We might have an effect that somebody’s wearing where we have to put an eye mechanism in it just to execute a blink, for example. But we know from doing other Men In Black films that we kind of overbuild the aliens, we build something you could make a whole movie about and then it’s in a shot that’s over in half a second. So we might decide not to put an eye mechanism in it and if it needs to blink they can do it digitally. We work together that way.
Which of the movies that you’ve worked on would you go back and redo the effects if you could?
Pretty much every one of them. It’d be so nice to see the movie before you make all the stuff for it so you know what to concentrate on. It happens so many times that you think they’re going to focus on one thing and they focus on something in the background.

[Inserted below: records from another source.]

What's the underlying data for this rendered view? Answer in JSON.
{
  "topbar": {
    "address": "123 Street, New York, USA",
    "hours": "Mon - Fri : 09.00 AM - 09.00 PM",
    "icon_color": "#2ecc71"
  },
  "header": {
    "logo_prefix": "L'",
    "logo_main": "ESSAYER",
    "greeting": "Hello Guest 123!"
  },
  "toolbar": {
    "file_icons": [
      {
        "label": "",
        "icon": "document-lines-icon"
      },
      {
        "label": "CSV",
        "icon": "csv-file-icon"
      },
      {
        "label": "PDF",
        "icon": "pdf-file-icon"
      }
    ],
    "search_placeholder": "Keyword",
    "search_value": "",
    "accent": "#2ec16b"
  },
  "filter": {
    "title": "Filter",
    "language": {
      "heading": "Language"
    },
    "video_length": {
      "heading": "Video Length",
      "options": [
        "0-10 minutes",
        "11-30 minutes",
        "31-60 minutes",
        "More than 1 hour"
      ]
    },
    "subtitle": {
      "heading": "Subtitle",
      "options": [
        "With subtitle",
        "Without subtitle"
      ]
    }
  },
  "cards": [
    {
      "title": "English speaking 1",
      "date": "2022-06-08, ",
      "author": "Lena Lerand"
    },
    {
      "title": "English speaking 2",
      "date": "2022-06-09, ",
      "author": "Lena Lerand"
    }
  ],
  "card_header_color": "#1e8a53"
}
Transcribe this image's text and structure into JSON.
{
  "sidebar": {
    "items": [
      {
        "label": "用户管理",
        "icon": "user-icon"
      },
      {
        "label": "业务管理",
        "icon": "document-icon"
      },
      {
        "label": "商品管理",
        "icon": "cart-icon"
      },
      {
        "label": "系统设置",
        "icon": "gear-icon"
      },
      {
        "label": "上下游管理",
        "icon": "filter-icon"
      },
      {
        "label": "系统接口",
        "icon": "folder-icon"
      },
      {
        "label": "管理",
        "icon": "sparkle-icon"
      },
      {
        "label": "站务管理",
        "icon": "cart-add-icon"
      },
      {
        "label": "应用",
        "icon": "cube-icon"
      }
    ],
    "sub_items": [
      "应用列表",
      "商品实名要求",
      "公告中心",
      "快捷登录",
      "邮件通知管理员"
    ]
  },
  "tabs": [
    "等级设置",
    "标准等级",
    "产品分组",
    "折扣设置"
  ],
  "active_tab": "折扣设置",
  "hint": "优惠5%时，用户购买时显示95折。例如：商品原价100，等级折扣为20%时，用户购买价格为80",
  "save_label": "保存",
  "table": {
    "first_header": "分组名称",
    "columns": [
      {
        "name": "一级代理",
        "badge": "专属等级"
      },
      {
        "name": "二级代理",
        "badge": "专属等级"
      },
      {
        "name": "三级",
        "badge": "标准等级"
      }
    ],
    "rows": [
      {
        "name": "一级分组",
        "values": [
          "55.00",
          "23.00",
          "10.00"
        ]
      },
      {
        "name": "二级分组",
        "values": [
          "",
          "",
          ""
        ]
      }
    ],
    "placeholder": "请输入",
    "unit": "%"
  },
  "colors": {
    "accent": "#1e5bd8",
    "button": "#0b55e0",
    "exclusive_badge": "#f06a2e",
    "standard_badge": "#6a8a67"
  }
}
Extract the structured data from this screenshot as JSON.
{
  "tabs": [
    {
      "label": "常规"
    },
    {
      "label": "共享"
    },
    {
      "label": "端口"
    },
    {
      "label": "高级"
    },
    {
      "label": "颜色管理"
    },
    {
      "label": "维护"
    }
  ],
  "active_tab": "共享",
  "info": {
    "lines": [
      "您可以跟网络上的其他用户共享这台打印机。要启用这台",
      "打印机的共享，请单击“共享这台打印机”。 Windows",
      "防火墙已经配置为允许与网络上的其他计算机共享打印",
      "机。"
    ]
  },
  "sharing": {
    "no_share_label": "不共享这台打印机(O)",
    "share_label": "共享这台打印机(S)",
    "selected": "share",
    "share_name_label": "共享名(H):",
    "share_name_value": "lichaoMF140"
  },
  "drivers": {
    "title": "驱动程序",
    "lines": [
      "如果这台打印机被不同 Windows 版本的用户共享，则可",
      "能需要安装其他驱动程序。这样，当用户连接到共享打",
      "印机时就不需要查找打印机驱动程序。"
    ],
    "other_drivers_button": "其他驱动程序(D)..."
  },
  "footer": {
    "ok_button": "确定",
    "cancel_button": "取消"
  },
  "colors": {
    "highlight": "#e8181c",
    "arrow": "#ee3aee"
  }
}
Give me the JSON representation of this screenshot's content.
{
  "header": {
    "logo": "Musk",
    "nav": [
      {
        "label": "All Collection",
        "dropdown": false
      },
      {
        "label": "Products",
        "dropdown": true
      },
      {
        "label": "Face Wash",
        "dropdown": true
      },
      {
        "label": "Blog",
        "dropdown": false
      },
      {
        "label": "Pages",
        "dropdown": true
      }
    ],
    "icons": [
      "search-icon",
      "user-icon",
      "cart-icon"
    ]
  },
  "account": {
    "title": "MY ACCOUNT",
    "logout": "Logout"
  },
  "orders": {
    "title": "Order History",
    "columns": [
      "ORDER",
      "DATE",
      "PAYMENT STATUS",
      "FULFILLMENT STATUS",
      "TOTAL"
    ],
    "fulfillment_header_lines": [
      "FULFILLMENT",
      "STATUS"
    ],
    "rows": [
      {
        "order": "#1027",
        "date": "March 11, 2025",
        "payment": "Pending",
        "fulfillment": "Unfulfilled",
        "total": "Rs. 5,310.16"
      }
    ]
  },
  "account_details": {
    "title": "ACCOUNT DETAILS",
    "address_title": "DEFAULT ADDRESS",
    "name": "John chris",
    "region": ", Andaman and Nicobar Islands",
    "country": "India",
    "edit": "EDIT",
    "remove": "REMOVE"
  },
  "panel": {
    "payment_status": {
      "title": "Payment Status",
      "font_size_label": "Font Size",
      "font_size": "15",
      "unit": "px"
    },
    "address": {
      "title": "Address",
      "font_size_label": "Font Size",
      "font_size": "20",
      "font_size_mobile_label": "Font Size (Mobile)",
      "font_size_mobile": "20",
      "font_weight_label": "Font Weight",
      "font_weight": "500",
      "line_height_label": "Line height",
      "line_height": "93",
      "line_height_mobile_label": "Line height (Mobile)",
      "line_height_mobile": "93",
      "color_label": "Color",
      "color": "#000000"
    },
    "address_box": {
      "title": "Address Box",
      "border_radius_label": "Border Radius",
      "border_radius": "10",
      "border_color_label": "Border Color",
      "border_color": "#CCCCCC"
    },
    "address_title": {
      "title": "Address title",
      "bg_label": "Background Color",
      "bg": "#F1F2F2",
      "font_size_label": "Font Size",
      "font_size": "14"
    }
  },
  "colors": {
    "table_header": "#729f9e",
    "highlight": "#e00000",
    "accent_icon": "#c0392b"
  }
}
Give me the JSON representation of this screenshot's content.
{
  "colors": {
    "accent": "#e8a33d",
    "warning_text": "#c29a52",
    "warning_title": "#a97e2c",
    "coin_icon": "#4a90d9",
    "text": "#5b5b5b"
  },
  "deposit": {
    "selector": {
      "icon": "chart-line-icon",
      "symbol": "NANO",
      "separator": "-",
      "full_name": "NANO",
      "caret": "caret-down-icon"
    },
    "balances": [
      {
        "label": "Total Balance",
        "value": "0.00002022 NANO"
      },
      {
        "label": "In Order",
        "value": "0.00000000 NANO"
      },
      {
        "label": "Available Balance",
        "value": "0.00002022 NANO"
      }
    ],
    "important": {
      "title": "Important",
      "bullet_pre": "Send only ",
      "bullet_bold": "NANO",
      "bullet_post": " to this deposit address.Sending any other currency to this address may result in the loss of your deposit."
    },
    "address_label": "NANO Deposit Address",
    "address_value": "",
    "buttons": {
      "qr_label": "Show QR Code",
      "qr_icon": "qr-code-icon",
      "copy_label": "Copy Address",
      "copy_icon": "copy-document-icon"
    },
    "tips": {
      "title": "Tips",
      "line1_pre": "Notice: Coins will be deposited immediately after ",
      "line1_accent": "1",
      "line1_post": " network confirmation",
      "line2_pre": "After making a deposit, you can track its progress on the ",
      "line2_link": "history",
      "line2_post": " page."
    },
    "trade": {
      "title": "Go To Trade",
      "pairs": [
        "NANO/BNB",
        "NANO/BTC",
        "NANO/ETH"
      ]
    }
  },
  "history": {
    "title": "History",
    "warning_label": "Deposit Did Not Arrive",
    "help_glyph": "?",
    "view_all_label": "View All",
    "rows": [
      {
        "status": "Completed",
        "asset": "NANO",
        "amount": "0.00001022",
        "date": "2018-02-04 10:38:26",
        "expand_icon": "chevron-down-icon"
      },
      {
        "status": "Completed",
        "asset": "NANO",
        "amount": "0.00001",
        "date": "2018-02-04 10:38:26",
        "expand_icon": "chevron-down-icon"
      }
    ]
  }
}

At this point in your career is it just professional or is it still about the love of it?
No, I do it because I love it. People ask if I’m really hands on and I am, because that’s what I do. I didn’t get into this because I wanted to have a business. I hate having a business, I hate having employees, I hate having to pay bills for this fucking building and having to think for other people.
A lot of your creatures and monsters are funny, sometimes even kind. Do you prefer those kinds of characters?
Oh yeah. I’m a big Frankenstein fan and when you see Boris Karloff’s performance as Frankenstein you really have sympathy for the monster, same with Charles Laughton’s Quasimodo. We’re sympathetic because they have a heart.
In fact Harry (from Harry and the Hendersons) is one of my most favourite things I’ve done. The director came to me and said he really wanted me to do it because I give my characters a soul. I think he was trying to butter me up but there’s some truth to that and it’s something I try to do. I don’t necessarily want to just do horrible things and killing machines.
MIB 3 is in cinemas May 24